Statistical inference is about observing: if I observe a sample from a population, what can I infer about that population? Causal inference is about intervening: if I take a sample from a population and intervene to change some exposure, what average outcome would result?

Today we will discuss observing, intervening, and why the difference is so important.

## 1.2 Lab: Designing a study

Aug 28

In this lab, we will start by getting to know one another. Then, we will discuss a hypothetical scenario.

A researcher (with whom you may disagree) says to you: > Coming to office hours frequently causes student success in the classroom.

In groups of about 3 students, discuss the following.

- Imagine it is the
**start**of the semester. How would you design a randomized experiment to assess this claim?- Imagine that you can assign students to a treatment condition and they will comply
- Consider the details: who would you enroll, how would you define frequently, how would you assess success, etc.
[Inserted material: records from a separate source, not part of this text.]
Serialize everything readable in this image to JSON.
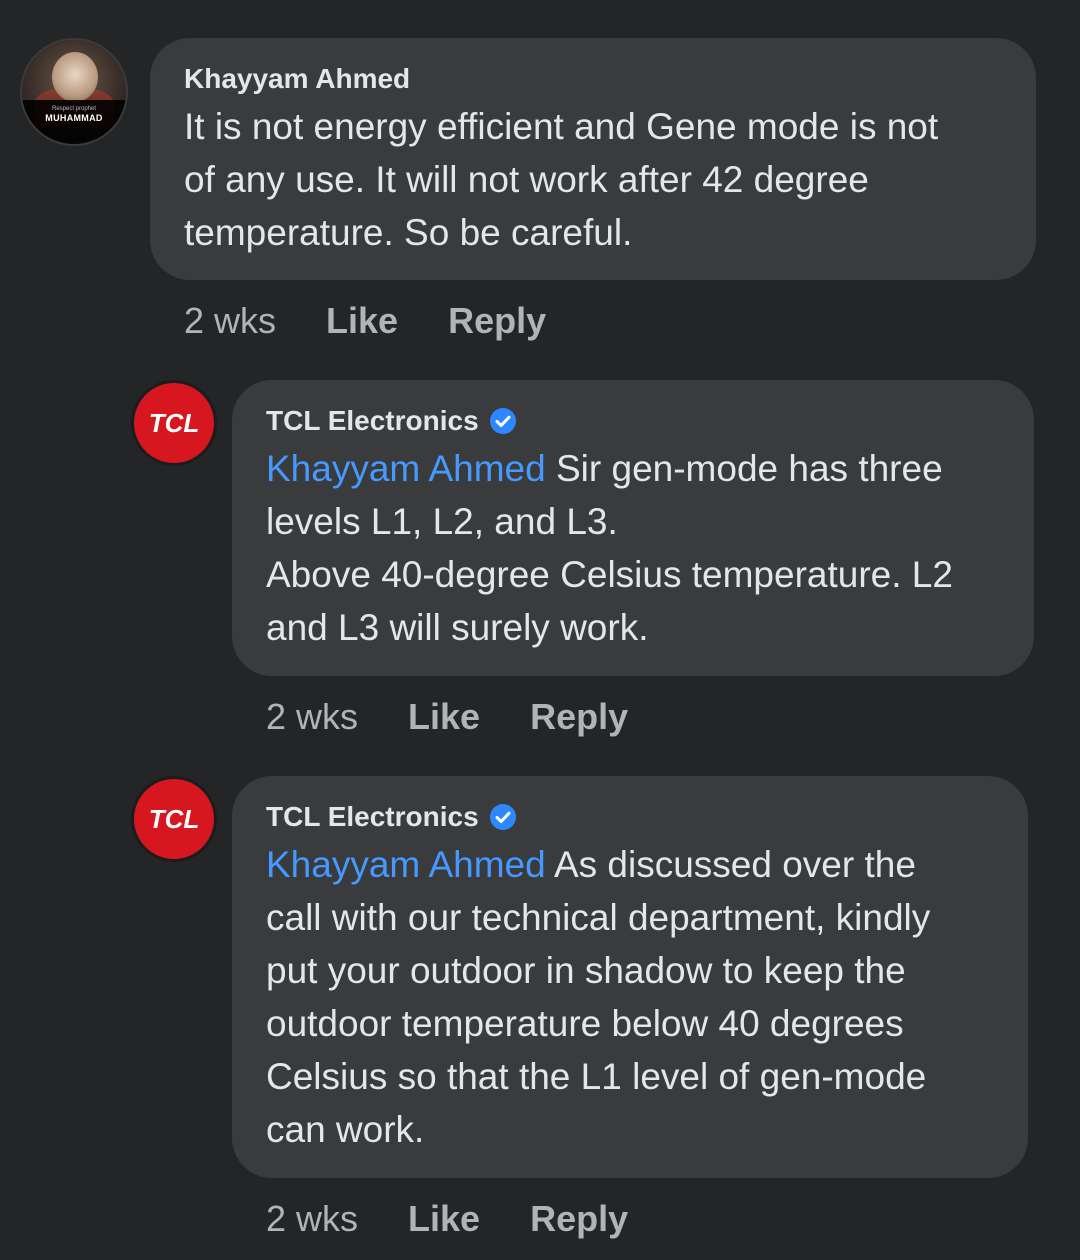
{
  "comments": [
    {
      "author": "Khayyam Ahmed",
      "verified": false,
      "avatar": {
        "type": "photo",
        "banner_small": "Respect prophet",
        "banner_text": "MUHAMMAD"
      },
      "mention": "",
      "text": "It is not energy efficient and Gene mode is not\nof any use. It will not work after 42 degree\ntemperature. So be careful.",
      "time": "2 wks",
      "like_label": "Like",
      "reply_label": "Reply"
    },
    {
      "author": "TCL Electronics",
      "verified": true,
      "avatar": {
        "type": "logo",
        "logo_text": "TCL"
      },
      "mention": "Khayyam Ahmed",
      "text": " Sir gen-mode has three\nlevels L1, L2, and L3.\nAbove 40-degree Celsius temperature. L2\nand L3 will surely work.",
      "time": "2 wks",
      "like_label": "Like",
      "reply_label": "Reply"
    },
    {
      "author": "TCL Electronics",
      "verified": true,
      "avatar": {
        "type": "logo",
        "logo_text": "TCL"
      },
      "mention": "Khayyam Ahmed",
      "text": " As discussed over the\ncall with our technical department, kindly\nput your outdoor in shadow to keep the\noutdoor temperature below 40 degrees\nCelsius so that the L1 level of gen-mode\ncan work.",
      "time": "2 wks",
      "like_label": "Like",
      "reply_label": "Reply"
    }
  ],
  "colors": {
    "background": "#242526",
    "bubble": "#3a3b3c",
    "mention": "#4599ff",
    "verified_badge": "#2d88ff",
    "tcl_red": "#d6171f",
    "secondary_text": "#b0b3b8"
  }
}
- Imagine it is the
**end**of the semester. No randomized study was run. You want to conduct an observational study using administrative records (and you get IRB approval to do this). How would you design an observational study to assess this claim?

There is no expectation to have clear answers now. Over the course of the semester we will learn to formalize these types of questions and their solutions.

## 1.3 Defining causal effects

Aug 29.

Slides.After class, read Chapter 1 of Hernán and Robins 2020.

Today we will define average causal effects in the potential outcomes framework.

By the end of class, you will be able to

- define potential outcomes
- explain the Fundamental Problem of Causal Inference
^{1} - recall statistical concepts: random variables, expectation, conditional expectation